The knives are out in the Likud, with MKs ranking high on the party list expressing disappointment on Sunday at not receiving ministerial positions, and MK Reuven Rivlin possibly dropping out of the race for Knesset speaker after losing Prime Minister Binyamin Netanyahu’s support.
Rivlin, who was speaker of the 16th and 18th Knessets, may not run for the position in the 19th Knesset, as Netanyahu has yet to publicly indicate his support.
The former Knesset speaker’s spokesman denied reports of a conversation in which the prime minister told Rivlin that he would not back him. In fact, the spokesman said, Netanyahu’s chief of staff Gil Shefer promised him on Thursday that the prime minister wants Rivlin to be speaker.
Still, Netanyahu himself has not said anything publicly, and “his silence speaks,” the spokesman said.
While Rivlin has yet to drop out of the Knesset speaker race, he does not plan to fight the prime minister’s decision.
A Likud Beytenu faction vote on the next Knesset speaker is likely to take place on Monday, and the result will be brought to the plenum for authorization.
Public Diplomacy Minister Yuli Edelstein has been campaigning to take Rivlin’s place for several months, and expressed confidence on Sunday that he has a majority in the faction and would win even if Rivlin stays in the race.
Yisrael Beytenu chairman Avigdor Liberman supports Edelstein, and with him come 10 more votes.
One high-ranking MK pointed out that Rivlin and Netanyahu often disagreed, with the former speaking out against Likud-proposed legislation, and that Rivlin may now be paying the price.
In a testament to Rivlin’s popularity as Knesset speaker with lawmakers across the political spectrum, MK Ahmed Tibi (United Arab List-Ta’al) came out in support of Rivlin continuing in the position, saying his rejection was reminiscent of the political television drama House of Cards.
“This is sticking a knife in [Rivlin’s] back.

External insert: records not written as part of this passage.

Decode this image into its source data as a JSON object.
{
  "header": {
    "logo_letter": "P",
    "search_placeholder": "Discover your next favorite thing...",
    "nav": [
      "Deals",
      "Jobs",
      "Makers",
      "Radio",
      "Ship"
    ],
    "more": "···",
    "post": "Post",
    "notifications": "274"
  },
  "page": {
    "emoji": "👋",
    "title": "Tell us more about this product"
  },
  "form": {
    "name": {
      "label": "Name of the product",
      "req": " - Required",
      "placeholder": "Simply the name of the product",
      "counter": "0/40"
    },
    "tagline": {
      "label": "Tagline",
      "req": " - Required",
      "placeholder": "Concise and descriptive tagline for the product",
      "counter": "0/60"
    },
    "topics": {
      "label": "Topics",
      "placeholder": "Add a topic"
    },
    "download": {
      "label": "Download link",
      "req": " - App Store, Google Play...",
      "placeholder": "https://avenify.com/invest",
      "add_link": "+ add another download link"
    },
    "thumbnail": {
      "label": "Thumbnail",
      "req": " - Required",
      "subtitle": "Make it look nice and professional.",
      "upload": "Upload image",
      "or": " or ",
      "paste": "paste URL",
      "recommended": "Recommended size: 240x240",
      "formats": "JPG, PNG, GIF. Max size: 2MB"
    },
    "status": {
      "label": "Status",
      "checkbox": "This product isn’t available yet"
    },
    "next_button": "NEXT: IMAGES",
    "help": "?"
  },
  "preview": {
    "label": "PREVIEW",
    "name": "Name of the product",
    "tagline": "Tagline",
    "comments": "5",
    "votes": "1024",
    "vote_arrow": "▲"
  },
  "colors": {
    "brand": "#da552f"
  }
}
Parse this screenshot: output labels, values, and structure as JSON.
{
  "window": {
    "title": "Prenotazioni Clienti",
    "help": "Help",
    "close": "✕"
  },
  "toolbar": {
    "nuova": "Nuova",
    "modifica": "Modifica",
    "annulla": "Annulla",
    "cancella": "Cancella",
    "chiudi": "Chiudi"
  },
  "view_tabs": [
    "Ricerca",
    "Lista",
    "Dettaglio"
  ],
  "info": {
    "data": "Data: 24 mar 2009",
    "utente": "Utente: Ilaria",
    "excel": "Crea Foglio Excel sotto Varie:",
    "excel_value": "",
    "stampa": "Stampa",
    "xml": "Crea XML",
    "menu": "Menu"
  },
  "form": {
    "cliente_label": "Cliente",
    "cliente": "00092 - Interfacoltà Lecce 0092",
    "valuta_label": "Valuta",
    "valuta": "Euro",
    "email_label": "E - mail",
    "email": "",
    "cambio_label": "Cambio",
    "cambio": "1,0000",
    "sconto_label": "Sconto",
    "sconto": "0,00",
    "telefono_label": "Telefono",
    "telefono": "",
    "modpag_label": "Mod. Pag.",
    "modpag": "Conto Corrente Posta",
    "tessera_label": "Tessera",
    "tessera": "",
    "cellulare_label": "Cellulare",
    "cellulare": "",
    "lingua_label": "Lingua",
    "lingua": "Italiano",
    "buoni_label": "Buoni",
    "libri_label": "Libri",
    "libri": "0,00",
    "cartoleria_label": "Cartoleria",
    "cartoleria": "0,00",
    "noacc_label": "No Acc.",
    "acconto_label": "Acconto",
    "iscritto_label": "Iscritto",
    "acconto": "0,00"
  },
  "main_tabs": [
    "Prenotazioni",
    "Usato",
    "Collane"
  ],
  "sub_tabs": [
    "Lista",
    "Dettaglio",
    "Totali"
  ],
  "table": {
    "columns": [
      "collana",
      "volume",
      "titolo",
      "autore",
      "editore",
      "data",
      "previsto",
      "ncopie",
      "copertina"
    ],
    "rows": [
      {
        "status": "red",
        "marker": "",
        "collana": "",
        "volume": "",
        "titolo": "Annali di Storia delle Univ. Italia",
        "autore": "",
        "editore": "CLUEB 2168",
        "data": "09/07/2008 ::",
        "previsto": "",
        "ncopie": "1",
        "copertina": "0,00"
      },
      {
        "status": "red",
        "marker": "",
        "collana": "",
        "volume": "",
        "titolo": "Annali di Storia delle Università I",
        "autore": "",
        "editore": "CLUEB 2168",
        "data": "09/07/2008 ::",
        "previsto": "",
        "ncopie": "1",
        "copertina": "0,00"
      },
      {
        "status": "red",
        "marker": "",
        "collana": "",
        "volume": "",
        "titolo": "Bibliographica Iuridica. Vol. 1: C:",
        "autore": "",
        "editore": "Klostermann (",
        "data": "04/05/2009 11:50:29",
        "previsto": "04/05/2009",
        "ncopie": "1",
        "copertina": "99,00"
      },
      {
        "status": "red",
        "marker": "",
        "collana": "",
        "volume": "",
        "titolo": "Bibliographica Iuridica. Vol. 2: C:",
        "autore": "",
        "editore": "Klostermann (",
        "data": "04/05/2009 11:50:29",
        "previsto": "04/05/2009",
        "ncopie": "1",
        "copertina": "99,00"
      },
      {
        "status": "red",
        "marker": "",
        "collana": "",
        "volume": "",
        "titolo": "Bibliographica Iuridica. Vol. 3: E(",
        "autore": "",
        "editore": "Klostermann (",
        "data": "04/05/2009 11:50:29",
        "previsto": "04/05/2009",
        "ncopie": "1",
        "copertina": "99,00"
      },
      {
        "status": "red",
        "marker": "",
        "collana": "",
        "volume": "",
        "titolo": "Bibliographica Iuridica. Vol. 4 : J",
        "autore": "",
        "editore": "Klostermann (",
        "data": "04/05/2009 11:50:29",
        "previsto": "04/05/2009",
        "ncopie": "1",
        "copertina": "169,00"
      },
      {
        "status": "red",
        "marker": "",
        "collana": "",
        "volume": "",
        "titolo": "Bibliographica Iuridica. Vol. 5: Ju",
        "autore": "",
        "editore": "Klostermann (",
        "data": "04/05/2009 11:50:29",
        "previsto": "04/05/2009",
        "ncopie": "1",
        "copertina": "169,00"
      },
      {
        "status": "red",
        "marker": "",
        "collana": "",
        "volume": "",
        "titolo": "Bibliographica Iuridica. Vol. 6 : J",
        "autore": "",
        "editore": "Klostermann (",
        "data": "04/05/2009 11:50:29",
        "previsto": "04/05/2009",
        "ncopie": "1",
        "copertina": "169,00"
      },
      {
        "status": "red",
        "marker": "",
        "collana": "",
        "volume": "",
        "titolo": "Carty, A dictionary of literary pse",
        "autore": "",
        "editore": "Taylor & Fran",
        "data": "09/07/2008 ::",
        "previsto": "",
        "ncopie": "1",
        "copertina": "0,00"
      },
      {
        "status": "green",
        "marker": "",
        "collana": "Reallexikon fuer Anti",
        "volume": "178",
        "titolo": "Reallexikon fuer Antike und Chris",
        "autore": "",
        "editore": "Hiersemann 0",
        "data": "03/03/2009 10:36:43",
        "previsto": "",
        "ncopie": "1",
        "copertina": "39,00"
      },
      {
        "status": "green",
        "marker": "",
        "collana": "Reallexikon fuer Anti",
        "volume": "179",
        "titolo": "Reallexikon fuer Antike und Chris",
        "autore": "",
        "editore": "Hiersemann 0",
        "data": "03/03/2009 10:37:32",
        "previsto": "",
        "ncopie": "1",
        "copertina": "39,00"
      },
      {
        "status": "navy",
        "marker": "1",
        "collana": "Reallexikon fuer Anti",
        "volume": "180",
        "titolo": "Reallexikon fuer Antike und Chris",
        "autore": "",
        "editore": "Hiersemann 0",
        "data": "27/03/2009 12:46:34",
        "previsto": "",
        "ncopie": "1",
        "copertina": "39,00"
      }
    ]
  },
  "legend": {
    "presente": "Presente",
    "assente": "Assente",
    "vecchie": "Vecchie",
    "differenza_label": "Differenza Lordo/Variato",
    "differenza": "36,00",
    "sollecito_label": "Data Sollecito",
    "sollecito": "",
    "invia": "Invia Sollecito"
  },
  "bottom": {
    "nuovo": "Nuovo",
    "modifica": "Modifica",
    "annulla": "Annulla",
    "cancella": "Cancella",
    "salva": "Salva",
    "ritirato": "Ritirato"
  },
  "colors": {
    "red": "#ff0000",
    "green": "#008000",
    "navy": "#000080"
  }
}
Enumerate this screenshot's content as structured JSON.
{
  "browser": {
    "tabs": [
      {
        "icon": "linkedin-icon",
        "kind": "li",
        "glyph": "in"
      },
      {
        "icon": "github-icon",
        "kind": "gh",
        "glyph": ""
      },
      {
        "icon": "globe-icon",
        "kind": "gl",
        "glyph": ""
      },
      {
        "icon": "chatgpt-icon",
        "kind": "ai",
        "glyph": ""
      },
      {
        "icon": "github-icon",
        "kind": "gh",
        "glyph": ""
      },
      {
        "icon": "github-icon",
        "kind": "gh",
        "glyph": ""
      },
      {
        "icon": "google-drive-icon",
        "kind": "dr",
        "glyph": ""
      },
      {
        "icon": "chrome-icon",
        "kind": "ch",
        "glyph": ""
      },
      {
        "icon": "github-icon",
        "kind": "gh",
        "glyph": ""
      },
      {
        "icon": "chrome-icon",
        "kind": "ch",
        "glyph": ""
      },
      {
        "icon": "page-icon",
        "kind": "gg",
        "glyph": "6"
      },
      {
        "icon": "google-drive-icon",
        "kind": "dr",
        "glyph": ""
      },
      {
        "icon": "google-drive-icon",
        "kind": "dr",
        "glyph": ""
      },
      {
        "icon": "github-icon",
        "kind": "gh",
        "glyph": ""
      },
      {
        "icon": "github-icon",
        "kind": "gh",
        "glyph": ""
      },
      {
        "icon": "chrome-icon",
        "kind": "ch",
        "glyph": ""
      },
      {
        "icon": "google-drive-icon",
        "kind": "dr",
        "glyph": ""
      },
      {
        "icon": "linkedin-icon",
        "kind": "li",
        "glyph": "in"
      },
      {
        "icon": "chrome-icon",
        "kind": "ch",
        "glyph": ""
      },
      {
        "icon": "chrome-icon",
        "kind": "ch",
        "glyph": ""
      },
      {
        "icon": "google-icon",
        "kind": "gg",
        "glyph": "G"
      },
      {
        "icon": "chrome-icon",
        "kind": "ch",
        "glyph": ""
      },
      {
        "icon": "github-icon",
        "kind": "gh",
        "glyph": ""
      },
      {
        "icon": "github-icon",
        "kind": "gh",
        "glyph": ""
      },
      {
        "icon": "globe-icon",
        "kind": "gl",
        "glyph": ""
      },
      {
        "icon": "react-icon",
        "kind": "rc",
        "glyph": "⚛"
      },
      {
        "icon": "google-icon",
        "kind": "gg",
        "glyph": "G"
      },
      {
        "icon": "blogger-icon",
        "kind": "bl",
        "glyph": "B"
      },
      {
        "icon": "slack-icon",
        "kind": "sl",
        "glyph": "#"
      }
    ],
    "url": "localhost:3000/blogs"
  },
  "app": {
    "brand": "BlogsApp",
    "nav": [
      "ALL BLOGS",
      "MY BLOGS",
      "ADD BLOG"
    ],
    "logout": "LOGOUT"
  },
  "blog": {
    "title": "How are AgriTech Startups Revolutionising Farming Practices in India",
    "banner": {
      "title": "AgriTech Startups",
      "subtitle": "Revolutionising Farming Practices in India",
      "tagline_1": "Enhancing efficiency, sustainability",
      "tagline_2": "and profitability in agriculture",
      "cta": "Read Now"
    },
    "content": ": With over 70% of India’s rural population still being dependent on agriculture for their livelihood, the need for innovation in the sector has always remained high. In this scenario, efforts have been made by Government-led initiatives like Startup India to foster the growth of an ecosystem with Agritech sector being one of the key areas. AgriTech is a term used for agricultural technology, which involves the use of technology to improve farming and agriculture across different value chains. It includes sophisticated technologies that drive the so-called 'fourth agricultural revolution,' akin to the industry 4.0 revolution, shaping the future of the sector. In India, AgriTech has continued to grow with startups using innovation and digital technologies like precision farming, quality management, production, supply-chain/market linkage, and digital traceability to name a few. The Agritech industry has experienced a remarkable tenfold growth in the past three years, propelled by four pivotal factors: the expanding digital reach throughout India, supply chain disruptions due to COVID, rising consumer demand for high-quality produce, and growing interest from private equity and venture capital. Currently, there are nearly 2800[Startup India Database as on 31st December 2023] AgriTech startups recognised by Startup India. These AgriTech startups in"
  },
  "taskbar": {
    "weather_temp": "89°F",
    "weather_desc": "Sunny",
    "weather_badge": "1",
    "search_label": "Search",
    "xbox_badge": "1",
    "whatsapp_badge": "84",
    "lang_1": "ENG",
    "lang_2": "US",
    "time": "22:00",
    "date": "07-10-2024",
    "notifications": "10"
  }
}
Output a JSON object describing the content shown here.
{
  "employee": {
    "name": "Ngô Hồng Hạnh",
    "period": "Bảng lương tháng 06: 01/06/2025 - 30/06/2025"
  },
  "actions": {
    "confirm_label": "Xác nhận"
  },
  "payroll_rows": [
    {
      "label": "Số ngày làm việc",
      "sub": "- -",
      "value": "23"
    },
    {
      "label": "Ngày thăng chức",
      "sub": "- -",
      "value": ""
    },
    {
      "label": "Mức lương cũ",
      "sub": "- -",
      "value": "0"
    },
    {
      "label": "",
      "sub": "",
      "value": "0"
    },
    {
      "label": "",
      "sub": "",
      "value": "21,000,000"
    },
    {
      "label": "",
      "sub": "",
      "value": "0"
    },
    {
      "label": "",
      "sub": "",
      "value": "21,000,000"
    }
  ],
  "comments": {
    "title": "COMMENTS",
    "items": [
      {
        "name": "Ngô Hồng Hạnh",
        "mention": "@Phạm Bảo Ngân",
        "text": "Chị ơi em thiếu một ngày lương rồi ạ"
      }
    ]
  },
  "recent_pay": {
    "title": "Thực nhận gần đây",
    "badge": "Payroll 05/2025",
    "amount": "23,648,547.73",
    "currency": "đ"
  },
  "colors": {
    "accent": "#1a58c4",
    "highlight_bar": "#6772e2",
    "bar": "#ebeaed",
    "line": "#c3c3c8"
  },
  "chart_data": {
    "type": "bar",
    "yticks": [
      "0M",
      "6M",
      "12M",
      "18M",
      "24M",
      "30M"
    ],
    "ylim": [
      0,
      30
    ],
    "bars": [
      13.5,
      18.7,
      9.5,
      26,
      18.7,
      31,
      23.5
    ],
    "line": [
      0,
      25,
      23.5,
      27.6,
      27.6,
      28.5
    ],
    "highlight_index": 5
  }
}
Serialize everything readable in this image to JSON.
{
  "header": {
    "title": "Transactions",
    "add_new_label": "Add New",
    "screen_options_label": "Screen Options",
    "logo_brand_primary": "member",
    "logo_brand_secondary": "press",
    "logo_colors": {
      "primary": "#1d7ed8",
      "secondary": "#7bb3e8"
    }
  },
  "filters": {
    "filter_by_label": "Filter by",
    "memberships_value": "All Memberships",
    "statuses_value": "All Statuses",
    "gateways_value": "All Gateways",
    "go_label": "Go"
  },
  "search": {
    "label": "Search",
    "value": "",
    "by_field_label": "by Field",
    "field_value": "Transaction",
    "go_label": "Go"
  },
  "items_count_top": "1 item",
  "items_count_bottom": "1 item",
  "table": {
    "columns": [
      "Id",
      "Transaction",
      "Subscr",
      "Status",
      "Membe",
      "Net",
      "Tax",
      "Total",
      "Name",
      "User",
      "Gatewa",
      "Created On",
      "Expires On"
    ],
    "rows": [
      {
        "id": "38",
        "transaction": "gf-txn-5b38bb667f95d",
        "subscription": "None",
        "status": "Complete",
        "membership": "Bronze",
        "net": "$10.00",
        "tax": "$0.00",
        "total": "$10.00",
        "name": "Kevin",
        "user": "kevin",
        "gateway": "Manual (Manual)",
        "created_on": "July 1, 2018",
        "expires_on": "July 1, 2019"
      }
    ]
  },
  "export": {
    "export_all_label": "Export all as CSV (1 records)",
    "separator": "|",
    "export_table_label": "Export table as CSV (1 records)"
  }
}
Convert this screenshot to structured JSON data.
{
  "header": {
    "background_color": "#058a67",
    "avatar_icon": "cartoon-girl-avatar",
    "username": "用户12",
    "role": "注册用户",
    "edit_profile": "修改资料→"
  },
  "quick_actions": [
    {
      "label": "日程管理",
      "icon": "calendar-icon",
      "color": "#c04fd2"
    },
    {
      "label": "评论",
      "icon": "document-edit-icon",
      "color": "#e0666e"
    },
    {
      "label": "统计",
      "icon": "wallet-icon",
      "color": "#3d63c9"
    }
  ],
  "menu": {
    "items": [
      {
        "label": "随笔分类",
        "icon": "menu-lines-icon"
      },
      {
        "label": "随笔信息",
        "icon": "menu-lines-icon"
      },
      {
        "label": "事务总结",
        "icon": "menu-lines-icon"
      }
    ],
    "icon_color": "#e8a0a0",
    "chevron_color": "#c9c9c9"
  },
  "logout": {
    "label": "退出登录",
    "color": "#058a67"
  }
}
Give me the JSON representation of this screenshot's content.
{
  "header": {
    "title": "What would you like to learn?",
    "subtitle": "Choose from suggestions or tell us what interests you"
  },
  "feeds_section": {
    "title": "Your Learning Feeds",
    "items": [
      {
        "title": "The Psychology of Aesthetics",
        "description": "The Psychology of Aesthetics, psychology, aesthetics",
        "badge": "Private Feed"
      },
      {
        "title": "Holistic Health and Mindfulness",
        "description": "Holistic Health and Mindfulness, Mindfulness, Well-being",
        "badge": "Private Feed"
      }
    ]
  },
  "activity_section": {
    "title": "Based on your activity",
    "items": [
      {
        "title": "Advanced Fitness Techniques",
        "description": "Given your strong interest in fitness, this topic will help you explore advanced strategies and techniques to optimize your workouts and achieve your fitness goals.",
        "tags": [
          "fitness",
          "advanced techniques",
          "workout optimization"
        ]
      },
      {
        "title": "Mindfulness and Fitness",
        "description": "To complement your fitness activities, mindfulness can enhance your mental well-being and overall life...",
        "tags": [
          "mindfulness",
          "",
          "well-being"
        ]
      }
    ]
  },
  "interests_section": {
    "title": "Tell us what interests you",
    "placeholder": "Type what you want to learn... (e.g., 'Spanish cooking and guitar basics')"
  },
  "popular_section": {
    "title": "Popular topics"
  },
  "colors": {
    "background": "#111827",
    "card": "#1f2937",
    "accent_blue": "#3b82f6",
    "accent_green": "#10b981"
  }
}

It’s a test for the representatives of ‘new politics’ like Yesh Atid and others, who should get involved to make sure that Rivlin – with whom I have massive diplomatic and ideological disagreements, but who has a courageous civil philosophy – should not be dismissed in such a callous way,” Tibi said.
Meanwhile, the younger generation of Likud MKs, who ranked high in the party primary – Ze’ev Elkin, Danny Danon, Tzipi Hotovely, Yariv Levin and others – began to express frustration at reports that Netanyahu does not plan to appoint any new ministers from within his party.
Danon expressed careful optimism that he – ninth on the party list – could get a ministry instead of MK Tzachi Hanegbi, 26th in the ranking, to whom Netanyahu promised a portfolio.
“I hope the prime minister will consider the results of the primary,” Danon said. “He needs to [go by the party list], because the Likud is a democracy.”
Danon called for Netanyahu to realize that there is a new generation of lawmakers in the Likud, and that not all of the old guard should be left in place.
“Netanyahu can’t ignore what Likud voters want,” Danon said.
MK Tzipi Hotovely, the highest-ranking woman in the Likud, attacked Netanyahu’s intentions more directly, saying that he was making a mistake.
“It’s a mistake to go for old politics and recycling the old list of ministers. At the end of the day, the public will look at the Likud’s list and say, if the government doesn’t change, then why did we vote in the primary? In a way, this shows lack of faith in the [primary] voting process,” Hotovely told Galei Yisrael Radio.
She mentioned Culture and Sport Minister Limor Livnat – 27th on the party’s 31-seat list – as someone who should no longer be part of the government.
“Thousands of votes separate me and Limor Livnat,” Hotovely pointed out.